Lloyd Johnston: The trend has to do with many things such as home environment, success in school—kids with lower grades tend to be more likely to use drugs—and the impact of media. Some kids are more susceptible, perhaps through modeling around them. There’s a whole host of factors.

Before the mid-60s, there were very low levels of drug use. The drug epidemic hit during the Vietnam era, and became symbolic against the government and norms changed dramatically. It has taken us a while to kind of move back from that. One thing we see is that if the dangers of a drug came to be seen as quite consequential, use of the drug drops down. With cocaine, for example, there was a 75 percent decline in two years after the peak use in 1986. Hearing that a drug is more dangerous, such as LSD, and later cocaine and, until recently, ecstasy, can have a deterrent value.

NPH: Ecstasy is showing an uptick. Why is that?

Lloyd Johnston: We have a concept called generational forgetting. As a new generation comes of age, they weren’t old enough to have learned from the experiences of teens that preceded them. They don’t know not to use, but have the curiosity to try. It’s a lag and might take eight to ten years. Ecstasy use was high in 2001 and it dropped when kids came to see it as dangerous. We’re seeing the beginning of a relapse. This has happened with heroin, LSD and cocaine, where you get this generational lag and the next generation of kids coming into adolescence simply doesn’t know the lessons.

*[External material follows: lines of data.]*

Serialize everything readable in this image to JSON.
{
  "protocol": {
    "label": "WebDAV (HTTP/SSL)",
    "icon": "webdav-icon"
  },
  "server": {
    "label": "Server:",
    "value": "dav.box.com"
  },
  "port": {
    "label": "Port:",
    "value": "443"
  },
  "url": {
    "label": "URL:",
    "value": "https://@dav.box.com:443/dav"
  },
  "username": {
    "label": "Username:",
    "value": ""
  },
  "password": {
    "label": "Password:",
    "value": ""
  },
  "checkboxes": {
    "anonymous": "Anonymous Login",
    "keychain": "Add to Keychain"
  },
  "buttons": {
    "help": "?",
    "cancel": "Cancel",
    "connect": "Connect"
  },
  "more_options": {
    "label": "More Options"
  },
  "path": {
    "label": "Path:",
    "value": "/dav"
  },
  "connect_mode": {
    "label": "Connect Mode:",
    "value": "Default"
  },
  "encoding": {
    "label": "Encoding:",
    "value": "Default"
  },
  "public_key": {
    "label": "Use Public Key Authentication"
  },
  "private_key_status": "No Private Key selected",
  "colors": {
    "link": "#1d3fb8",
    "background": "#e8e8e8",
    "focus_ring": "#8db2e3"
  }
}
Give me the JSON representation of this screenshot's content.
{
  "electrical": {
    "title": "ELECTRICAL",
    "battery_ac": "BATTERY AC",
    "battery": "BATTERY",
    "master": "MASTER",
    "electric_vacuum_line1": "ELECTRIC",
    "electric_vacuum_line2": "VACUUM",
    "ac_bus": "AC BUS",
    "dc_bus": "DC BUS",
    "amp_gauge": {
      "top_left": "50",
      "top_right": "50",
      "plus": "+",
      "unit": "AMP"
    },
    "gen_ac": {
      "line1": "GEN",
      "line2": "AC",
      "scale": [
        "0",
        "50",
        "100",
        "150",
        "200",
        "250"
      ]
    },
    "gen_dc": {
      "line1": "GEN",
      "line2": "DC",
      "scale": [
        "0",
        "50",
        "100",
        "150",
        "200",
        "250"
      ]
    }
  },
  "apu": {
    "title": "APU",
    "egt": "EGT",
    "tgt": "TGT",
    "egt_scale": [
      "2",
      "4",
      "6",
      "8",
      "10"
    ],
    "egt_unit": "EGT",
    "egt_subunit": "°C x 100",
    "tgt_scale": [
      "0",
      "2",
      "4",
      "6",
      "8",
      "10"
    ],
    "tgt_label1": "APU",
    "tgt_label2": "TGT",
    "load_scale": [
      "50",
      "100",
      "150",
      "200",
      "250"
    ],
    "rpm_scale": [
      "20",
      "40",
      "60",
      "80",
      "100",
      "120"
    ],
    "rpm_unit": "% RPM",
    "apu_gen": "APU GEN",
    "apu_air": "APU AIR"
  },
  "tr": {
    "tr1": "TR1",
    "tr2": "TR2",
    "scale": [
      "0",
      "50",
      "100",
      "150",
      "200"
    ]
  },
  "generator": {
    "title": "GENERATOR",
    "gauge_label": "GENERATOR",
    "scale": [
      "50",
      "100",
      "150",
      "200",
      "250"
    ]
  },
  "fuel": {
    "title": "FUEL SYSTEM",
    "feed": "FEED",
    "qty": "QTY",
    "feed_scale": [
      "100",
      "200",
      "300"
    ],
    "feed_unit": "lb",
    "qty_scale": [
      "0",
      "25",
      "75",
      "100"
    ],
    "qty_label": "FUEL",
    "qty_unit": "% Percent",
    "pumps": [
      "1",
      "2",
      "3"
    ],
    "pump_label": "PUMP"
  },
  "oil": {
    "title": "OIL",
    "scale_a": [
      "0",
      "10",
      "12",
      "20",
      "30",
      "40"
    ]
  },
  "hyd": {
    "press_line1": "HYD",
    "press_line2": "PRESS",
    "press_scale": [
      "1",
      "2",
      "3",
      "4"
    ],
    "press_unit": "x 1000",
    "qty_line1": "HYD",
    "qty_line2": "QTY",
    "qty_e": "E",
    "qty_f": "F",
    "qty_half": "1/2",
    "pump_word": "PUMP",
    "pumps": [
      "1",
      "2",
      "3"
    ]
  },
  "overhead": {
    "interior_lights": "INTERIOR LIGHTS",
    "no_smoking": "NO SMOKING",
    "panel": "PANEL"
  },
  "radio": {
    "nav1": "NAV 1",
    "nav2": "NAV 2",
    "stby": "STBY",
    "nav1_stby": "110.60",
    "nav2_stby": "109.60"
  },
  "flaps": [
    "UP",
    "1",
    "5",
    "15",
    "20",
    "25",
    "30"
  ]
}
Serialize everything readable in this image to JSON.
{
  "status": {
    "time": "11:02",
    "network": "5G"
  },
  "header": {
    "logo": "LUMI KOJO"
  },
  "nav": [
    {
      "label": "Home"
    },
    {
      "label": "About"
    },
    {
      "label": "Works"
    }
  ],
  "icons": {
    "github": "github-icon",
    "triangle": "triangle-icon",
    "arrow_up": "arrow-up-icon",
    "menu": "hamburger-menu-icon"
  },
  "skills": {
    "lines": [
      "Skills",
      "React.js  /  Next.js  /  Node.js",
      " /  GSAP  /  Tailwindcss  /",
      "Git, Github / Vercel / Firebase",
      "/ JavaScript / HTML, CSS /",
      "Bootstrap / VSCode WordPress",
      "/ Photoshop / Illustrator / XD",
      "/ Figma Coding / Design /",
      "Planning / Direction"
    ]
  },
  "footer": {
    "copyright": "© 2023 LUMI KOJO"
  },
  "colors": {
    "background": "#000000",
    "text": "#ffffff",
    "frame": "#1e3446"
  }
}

NPH: What can you do to intersect that generational forgetfulness?

Lloyd Johnston: I wish I had an easy answer for that. Most persuasive is what they see on television, that these events were real and there were real people dying. I think it’s much harder to convey that information convincingly in a classroom setting. Media efforts could include that but they haven’t really and it’s best to have them be drug-specific.

One problem is that Congressional funding for anti-drug campaigns have been cut quite dramatically so there is much less of an effort. The focus of one campaign was marijuana and they were fighting an uphill battle; the evaluation now finds it did make a difference.

NPH: Why does binge drinking continue to be an issue in this age group?

Lloyd Johnston: There are some parents who say “at least it’s not marijuana.” Among secondary school kids, binge drinking has declined, in part because of campaigns starting in the early 80s. There were several campaigns that played a major role including one by Mothers against Drunk Driving. After that there was a campaign to get designated drivers if you’ve been driving, which helped to raise awareness of the seriousness of drunkenness among kids and adults.

Another important effort was [legislation to] withhold some federal highway funds from states that did not move the legal drinking age up to 21.

NPH: Looking ahead, what kinds of things do you hope will happen that might make a difference?

Lloyd Johnston: If young people come to see some of these drugs as more dangerous, that would bode well for their usage levels. There has been a leveling off of an important increase that had been occurring and that has been misuse of prescription drugs. It grew as much as it did because kids didn’t see them as dangerous, since the drugs are prescribed by doctors. The fact is they are still dangerous drugs and all have the potential to cause addiction and death. The word has gotten out and was helped by the Drug Enforcement Administration campaign this year to get people to return their [unwanted, unused prescription] drugs. The use of these drugs has at least leveled and there has been some decline—that’s good news.

This commentary originally appeared on the RWJF New Public Health blog.